Mar 302011

By Tammy Gray-Searles —

Navajo County employees are being asked to voluntarily reduce their hours and contact state legislators in response to proposed state budget cuts.

In a letter dated March 22, elected officials, including members of the board of supervisors, notified county staff that the senate budget proposal would have a negative impact on the county budget of approximately $1.9 million.

“We know that there is a budget proposal coming from the Arizona Senate which looks to cut funding to all counties by approximately $150 million,” the letter states. “For Navajo County, those cuts translate to an estimated additional impact of $1.9 million for fiscal year 11-12, including all projected impacts from Governor Jan Brewer’s budget proposal, plus a state inmate shift and vehicle license tax shifts.”

The elected officials asked full-time employees to consider voluntarily reducing the number of hours worked as a cost savings measure.

“In response to the anticipated additional state impacts, we are also asking full-time employees to consider an adjustment to their work hours due to the situation at the capitol. This voluntary cost savings program, or VCS, allows an employee to voluntarily reduce their number of work week hours,” the letter notes. “The actual reduction of hours can be addressed by individual departments, and we ask you to contact your department supervisor with your requests or inquiries.”

Officials also ask county employees to call or write state legislators, urging them not to make additional cuts. The document notes that the senate is considering a proposal that would collect $50 million in long-term care contributions from counties throughout the state.

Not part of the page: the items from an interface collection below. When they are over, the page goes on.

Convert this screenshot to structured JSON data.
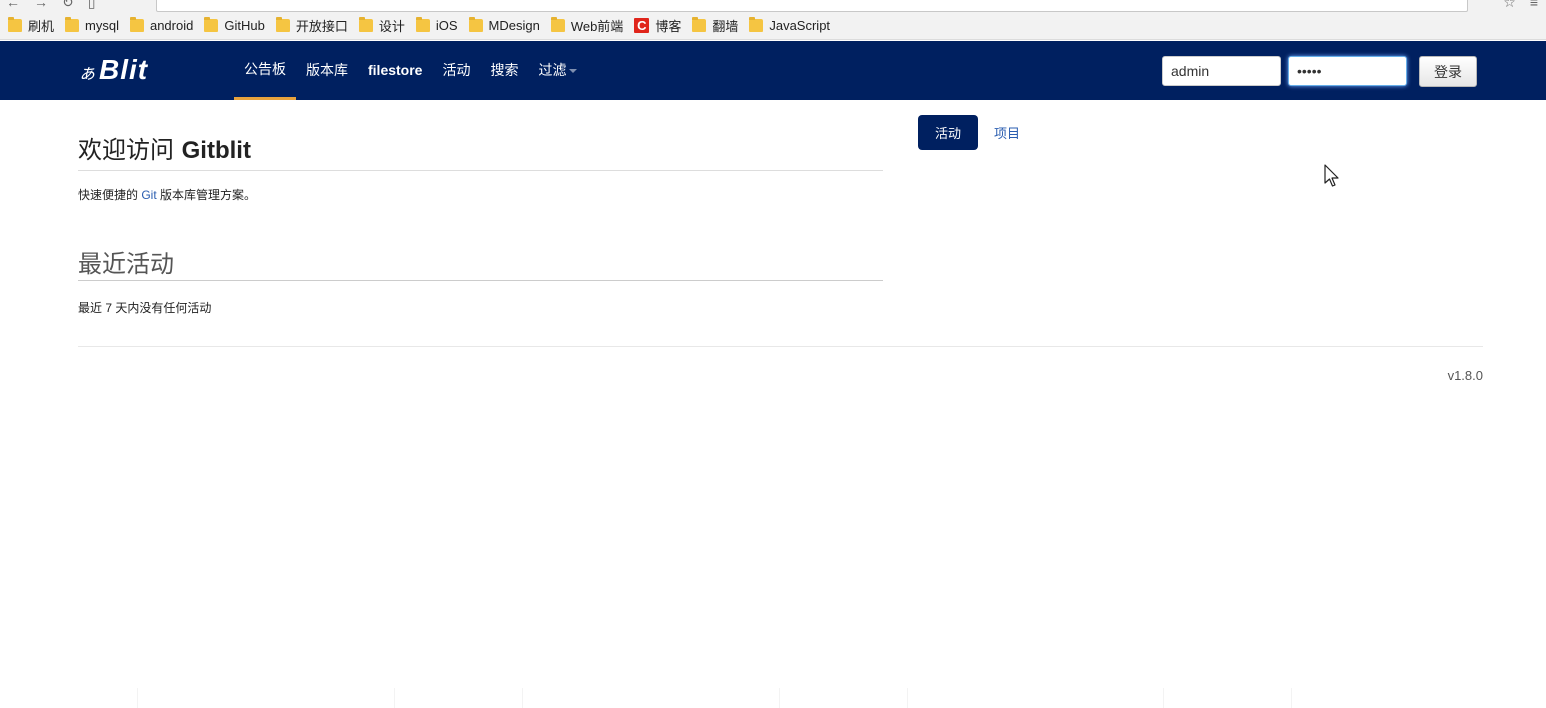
{
  "bookmarks": [
    {
      "label": "刷机",
      "icon": "folder-icon"
    },
    {
      "label": "mysql",
      "icon": "folder-icon"
    },
    {
      "label": "android",
      "icon": "folder-icon"
    },
    {
      "label": "GitHub",
      "icon": "folder-icon"
    },
    {
      "label": "开放接口",
      "icon": "folder-icon"
    },
    {
      "label": "设计",
      "icon": "folder-icon"
    },
    {
      "label": "iOS",
      "icon": "folder-icon"
    },
    {
      "label": "MDesign",
      "icon": "folder-icon"
    },
    {
      "label": "Web前端",
      "icon": "folder-icon"
    },
    {
      "label": "博客",
      "icon": "csdn-icon"
    },
    {
      "label": "翻墙",
      "icon": "folder-icon"
    },
    {
      "label": "JavaScript",
      "icon": "folder-icon"
    }
  ],
  "navbar": {
    "brand_prefix": "ぁ",
    "brand_text": "Blit",
    "links": [
      {
        "label": "公告板",
        "active": true
      },
      {
        "label": "版本库",
        "active": false
      },
      {
        "label": "filestore",
        "active": false
      },
      {
        "label": "活动",
        "active": false
      },
      {
        "label": "搜索",
        "active": false
      },
      {
        "label": "过滤",
        "active": false
      }
    ],
    "username_value": "admin",
    "password_value": "admin",
    "login_label": "登录"
  },
  "main": {
    "title_prefix": "欢迎访问 ",
    "title_app": "Gitblit",
    "tagline_before": "快速便捷的 ",
    "tagline_link": "Git",
    "tagline_after": " 版本库管理方案。",
    "section_title": "最近活动",
    "no_activity": "最近 7 天内没有任何活动"
  },
  "side_tabs": {
    "active": "活动",
    "inactive": "项目"
  },
  "footer": {
    "version": "v1.8.0"
  },
  "colors": {
    "navbar_bg": "#002060",
    "active_underline": "#e8a33d",
    "link": "#2a5db0"
  }
}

“During the coming week several of our county officials will continue to visit the legislature to tell our story,” the letter to employees states. “It would be very valuable to have help in sharing our message. Included below you will see a list of each state legislator that has ties to Navajo County. We would ask that you share your own thoughts regarding the budget situation with these individuals. Please remember that any communication should not be done on county time or with the use of county equipment and other resources.”

Navajo County elected officials, including Supervisor David Tenney, have spent time at the capitol imploring legislators not to shift any more costs to counties.

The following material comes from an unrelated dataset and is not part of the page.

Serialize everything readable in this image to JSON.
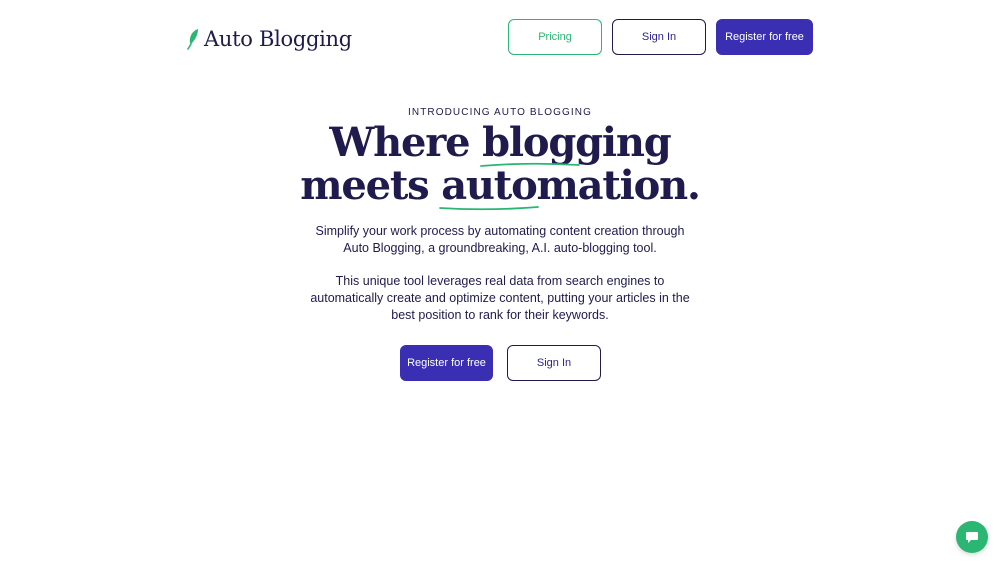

“There is nothing conservative about putting the state ‘in the black’ by ‘shifting the red’ to counties,” Tenney told the appropriations committee. “A shift of state costs to counties does not cut spending, it only shifts those costs to county taxpayers. In fact, some counties may have to increase property taxes to pay for these shifts.”

According to Navajo County officials, the senate budget proposal cost shifts include forcing counties to bear the cost of incarcerating state inmates sentenced to less than one year, and keeping road funds at a state level to pay for the Department of Public Safety and Motor Vehicle Division.

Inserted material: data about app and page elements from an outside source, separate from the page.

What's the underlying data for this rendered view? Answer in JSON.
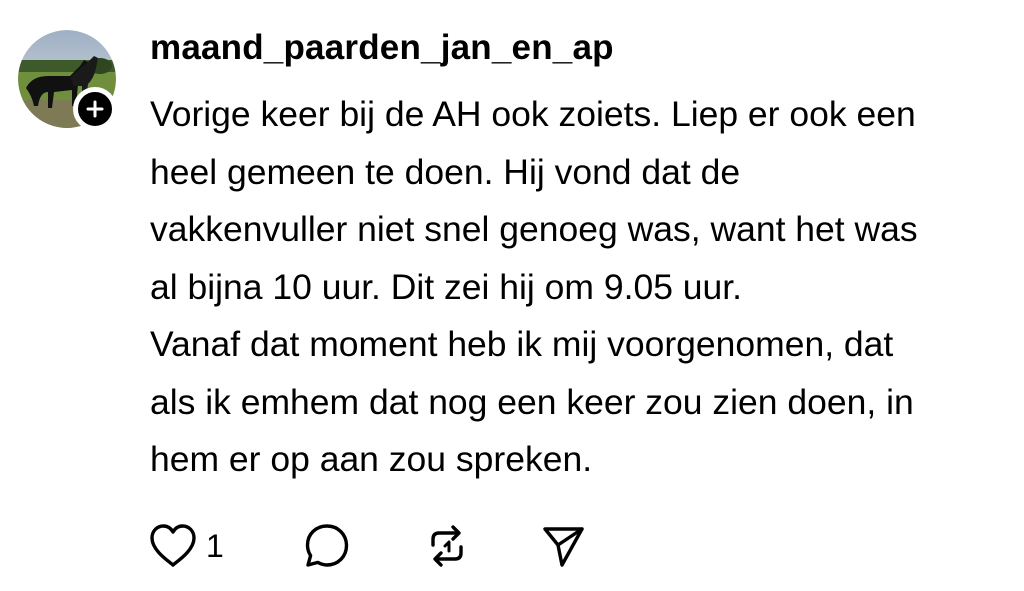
{
  "post": {
    "username": "maand_paarden_jan_en_ap",
    "text_lines": [
      "Vorige keer bij de AH ook zoiets. Liep er ook een",
      "heel gemeen te doen. Hij vond dat de",
      "vakkenvuller niet snel genoeg was, want het was",
      "al bijna 10 uur. Dit zei hij om 9.05 uur.",
      "Vanaf dat moment heb ik mij voorgenomen, dat",
      "als ik emhem dat nog een keer zou zien doen, in",
      "hem er op aan zou spreken."
    ],
    "avatar_icon": "horses-in-field",
    "follow_icon": "plus-icon"
  },
  "actions": {
    "like": {
      "icon": "heart-icon",
      "count": "1"
    },
    "reply": {
      "icon": "comment-icon"
    },
    "repost": {
      "icon": "repost-icon"
    },
    "share": {
      "icon": "send-icon"
    }
  },
  "colors": {
    "text": "#000000",
    "background": "#ffffff"
  }
}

County Finance Director James Menlove and Deputy Finance Director Cris Parisot have previously indicated that in addition to state cuts, higher costs for employee insurance and retirement benefits are expected in the coming fiscal year.